“All we have to do is look around and see that our society is broken and hurting in so many ways; there is so much work to do to fix it and bring healing. Yes, it is very complex, and many different things need to be done: we need to fix our economy; we especially need to pay a living wage to working class families; we need to fix our broken immigration system; we need to improve our schools, especially those that are failing children from poorer families. Yes, we need to do all this and more. But none of these solutions will have a lasting effect if we do not rebuild a marriage culture, a culture which recognizes and supports the good of intact families, built on the marriage between a man and a woman committed to loving faithfulness to each other and to their children. No justice, no peace, no end to poverty, without a strong culture of marriage and the family. This noble cause is a call to love we cannot abandon, that we will not give up on, and that in the end we know will triumph.”
Social injustices, like those mentioned, are tackled, in part, by building up a culture where families are supported and marriages can be sustained. But Cordileone misses the crucial point in this diminishing debate over marriage equality, and one that is especially true for Catholics: fighting for LGBT rights under the law and inclusion in the Church is about strengthening all marriages and protecting all families for the common good of everyone.
The truth about Archbishop Cordileone’s ‘civilization of truth and love’ is that, for decades, it has been LGBT people building up truth by being open and authentic about who God created them to be and they have been joined by allies in expanding love.
His closing words to the March on Marriage seem more apt for Catholics following Jesus’ message of unconditional inclusion than to marriage equality opponents. In this post, surprisingly, it is the archbishop who has the last word by giving LGBT advocates our new charge in the wake of yesterday’s event. Just replace the words “March on Marriage” with “march for full equality” and Cordileone’s words are eloquently true:
“So take heart: the truth spoken in love has a power over the human heart. We are here today to March for Marriage, to pick up the torch, and pass on to a new generation the truth about marriage, not just the abstract truth, but the lived reality that makes a difference in children’s lives. So, my friends, we must not give up: the truth will not go away, and we will not go away. Let us take heart from the legacy we have received, let us place our trust in God, and let us go forth to build a civilization of truth and love.”
–Bob Shine, New Ways Ministry
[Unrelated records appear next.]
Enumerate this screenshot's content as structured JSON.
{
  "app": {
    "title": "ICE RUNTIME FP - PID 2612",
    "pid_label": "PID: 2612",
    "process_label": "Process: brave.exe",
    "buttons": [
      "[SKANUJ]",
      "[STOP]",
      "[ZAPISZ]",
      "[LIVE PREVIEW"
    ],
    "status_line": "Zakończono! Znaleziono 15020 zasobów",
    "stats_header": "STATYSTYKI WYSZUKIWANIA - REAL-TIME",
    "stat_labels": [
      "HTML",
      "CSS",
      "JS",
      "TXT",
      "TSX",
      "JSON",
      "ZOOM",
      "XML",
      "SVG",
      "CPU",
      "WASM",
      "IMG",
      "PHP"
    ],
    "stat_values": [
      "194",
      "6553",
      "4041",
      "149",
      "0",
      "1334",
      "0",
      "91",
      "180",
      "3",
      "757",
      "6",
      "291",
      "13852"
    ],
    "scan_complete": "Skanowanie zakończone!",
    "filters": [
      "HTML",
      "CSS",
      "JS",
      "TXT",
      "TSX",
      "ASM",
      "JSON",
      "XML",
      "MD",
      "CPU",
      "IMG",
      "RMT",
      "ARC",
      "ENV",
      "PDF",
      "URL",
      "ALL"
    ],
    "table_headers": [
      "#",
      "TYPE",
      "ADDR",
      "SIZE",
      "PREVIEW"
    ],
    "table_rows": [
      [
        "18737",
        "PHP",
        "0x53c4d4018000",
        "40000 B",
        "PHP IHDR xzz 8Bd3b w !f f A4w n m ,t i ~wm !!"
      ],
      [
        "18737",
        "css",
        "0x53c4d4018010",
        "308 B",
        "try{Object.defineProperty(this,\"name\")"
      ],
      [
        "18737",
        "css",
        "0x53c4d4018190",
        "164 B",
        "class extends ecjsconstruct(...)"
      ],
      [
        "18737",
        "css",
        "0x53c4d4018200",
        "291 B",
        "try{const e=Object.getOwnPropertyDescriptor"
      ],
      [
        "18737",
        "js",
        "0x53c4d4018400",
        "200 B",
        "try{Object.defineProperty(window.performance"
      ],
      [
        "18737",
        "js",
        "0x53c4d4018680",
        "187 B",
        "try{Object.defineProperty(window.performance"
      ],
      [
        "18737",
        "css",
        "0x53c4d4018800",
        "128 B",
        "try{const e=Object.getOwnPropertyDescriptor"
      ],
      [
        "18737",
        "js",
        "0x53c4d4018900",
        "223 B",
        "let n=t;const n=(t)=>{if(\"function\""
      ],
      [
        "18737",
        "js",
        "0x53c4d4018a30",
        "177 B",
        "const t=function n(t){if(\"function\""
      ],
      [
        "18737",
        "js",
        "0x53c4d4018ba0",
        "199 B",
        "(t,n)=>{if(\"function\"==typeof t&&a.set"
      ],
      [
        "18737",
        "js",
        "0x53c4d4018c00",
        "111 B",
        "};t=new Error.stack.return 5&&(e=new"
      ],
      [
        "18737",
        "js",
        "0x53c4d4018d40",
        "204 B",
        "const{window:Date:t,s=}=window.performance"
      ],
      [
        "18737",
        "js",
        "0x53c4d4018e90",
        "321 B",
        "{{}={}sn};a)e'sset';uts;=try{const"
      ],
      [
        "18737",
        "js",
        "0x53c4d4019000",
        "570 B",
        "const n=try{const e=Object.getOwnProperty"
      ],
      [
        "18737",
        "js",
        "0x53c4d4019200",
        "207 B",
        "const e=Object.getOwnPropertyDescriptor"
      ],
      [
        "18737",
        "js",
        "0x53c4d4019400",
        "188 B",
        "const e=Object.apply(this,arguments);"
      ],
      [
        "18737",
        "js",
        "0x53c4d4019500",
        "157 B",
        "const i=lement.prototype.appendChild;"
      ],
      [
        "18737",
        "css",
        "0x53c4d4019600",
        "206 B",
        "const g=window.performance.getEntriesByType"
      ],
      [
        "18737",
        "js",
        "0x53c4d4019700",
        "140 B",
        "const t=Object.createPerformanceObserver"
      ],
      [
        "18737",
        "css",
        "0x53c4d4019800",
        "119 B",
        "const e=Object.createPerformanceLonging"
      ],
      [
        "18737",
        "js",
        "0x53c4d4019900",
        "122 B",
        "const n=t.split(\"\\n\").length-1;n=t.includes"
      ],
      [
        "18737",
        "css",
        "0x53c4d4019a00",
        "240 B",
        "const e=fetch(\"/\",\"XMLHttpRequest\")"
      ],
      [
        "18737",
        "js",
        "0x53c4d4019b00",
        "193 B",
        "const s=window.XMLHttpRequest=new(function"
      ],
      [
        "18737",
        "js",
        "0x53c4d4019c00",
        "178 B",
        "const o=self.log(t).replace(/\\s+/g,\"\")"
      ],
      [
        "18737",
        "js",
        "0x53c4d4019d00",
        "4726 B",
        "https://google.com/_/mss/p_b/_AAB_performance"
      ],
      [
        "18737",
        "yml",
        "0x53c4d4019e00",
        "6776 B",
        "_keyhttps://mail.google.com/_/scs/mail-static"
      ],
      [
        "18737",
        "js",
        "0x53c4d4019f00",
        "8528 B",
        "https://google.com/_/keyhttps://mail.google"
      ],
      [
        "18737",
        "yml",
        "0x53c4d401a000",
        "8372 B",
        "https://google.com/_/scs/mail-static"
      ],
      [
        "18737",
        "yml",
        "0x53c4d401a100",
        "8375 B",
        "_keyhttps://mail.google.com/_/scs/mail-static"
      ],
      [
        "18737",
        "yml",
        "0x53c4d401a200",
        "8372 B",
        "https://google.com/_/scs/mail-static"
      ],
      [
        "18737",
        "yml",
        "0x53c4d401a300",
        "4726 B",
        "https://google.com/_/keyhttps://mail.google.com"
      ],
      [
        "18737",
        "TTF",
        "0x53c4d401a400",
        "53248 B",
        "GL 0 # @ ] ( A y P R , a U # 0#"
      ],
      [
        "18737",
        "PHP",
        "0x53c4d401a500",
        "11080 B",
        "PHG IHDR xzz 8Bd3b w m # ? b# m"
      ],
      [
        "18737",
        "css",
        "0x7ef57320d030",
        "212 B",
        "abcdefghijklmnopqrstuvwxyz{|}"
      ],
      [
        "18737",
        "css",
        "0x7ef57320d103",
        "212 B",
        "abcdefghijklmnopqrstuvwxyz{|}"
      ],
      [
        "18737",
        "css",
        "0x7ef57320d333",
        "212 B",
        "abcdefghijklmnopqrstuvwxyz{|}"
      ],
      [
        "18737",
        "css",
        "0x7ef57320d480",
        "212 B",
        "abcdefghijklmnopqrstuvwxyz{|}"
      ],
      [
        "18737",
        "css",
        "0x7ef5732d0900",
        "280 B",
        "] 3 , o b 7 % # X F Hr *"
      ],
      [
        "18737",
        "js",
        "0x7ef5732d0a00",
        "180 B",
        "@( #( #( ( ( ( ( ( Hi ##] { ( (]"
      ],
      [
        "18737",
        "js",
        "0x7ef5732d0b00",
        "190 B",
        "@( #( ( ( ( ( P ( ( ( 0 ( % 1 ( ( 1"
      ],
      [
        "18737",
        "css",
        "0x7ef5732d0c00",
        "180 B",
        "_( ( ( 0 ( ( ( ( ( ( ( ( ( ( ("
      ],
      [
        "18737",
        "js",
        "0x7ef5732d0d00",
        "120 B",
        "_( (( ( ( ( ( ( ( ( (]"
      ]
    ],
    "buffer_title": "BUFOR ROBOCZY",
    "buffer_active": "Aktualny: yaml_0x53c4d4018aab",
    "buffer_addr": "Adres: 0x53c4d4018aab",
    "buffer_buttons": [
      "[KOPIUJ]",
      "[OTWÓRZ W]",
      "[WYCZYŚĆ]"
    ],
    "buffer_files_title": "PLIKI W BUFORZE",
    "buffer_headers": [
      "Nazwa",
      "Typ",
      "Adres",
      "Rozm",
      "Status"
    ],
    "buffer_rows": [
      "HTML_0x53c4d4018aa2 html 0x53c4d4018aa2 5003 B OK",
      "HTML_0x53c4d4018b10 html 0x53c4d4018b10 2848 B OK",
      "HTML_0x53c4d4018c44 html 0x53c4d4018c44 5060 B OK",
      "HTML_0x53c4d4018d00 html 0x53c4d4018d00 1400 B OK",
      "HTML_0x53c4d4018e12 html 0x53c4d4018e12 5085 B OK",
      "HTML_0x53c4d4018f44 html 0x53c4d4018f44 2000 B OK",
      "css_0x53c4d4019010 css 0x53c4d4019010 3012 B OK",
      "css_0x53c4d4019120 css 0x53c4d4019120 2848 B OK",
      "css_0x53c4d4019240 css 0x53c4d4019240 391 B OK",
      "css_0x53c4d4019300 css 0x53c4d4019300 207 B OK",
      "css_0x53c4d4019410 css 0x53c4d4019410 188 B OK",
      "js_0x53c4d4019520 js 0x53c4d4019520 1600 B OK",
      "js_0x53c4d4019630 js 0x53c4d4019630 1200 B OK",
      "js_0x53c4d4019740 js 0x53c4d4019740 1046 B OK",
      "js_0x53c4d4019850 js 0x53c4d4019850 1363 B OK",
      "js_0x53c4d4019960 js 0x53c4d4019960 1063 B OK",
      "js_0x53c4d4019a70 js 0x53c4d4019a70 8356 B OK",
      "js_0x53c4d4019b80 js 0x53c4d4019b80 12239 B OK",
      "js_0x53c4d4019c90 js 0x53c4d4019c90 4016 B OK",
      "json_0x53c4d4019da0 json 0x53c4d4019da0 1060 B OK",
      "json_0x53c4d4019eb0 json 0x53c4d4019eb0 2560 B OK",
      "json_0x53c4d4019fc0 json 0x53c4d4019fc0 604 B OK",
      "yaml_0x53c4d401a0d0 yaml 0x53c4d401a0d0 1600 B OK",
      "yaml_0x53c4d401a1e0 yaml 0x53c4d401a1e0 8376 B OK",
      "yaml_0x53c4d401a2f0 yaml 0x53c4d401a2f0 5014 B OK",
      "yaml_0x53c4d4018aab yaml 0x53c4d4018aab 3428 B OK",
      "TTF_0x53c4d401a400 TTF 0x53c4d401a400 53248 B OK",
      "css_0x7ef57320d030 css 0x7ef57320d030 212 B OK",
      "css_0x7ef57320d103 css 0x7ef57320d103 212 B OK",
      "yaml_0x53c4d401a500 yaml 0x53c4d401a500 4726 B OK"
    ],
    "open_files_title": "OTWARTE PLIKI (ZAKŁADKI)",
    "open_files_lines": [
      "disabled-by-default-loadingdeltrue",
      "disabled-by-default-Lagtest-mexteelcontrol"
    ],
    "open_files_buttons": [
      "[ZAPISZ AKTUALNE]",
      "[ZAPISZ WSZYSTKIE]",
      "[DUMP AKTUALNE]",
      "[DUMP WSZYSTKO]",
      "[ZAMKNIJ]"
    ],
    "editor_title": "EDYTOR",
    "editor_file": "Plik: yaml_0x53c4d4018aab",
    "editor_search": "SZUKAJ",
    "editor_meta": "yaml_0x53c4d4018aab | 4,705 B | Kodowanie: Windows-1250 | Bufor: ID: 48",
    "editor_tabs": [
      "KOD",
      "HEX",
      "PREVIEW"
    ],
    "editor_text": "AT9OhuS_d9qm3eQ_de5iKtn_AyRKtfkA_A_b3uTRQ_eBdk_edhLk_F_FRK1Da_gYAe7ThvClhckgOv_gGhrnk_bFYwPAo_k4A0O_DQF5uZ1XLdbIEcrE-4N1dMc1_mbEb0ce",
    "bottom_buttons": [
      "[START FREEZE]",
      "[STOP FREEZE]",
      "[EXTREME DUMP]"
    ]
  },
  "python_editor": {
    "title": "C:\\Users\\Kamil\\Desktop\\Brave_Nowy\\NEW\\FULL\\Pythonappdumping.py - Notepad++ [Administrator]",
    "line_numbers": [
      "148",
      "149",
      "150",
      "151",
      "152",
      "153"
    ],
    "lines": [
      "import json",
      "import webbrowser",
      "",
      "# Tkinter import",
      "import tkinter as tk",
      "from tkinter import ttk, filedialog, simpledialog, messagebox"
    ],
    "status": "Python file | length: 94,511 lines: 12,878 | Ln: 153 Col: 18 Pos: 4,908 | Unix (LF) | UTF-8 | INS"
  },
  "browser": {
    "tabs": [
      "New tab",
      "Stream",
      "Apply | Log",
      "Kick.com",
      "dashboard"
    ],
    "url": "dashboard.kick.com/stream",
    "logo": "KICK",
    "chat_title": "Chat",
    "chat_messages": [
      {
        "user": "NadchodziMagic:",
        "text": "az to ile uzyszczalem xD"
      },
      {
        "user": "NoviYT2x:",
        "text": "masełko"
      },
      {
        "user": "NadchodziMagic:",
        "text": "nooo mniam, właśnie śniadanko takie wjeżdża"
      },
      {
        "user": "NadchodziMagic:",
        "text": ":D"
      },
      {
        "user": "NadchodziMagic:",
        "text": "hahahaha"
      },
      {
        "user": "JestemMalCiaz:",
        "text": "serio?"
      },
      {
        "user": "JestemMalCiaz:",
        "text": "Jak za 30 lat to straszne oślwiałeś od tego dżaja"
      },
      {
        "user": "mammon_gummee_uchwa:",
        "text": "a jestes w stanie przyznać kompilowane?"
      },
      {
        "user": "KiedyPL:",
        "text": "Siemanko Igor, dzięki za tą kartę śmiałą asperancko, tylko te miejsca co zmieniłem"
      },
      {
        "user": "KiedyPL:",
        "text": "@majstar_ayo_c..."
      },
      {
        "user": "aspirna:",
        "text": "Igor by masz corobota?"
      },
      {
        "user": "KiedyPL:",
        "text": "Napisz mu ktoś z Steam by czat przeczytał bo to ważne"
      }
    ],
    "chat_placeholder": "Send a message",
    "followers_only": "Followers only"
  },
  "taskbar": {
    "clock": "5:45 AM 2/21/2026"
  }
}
San Francisco CBS Video: “SF Archbishop Urged By Protesters Not To Attend Anti-Gay Event” (features Christine Haider-Winett, coordinator for the Equally Blessed coalition)
National Catholic Reporter, “March for Marriage gathers in the shadow of court rulings”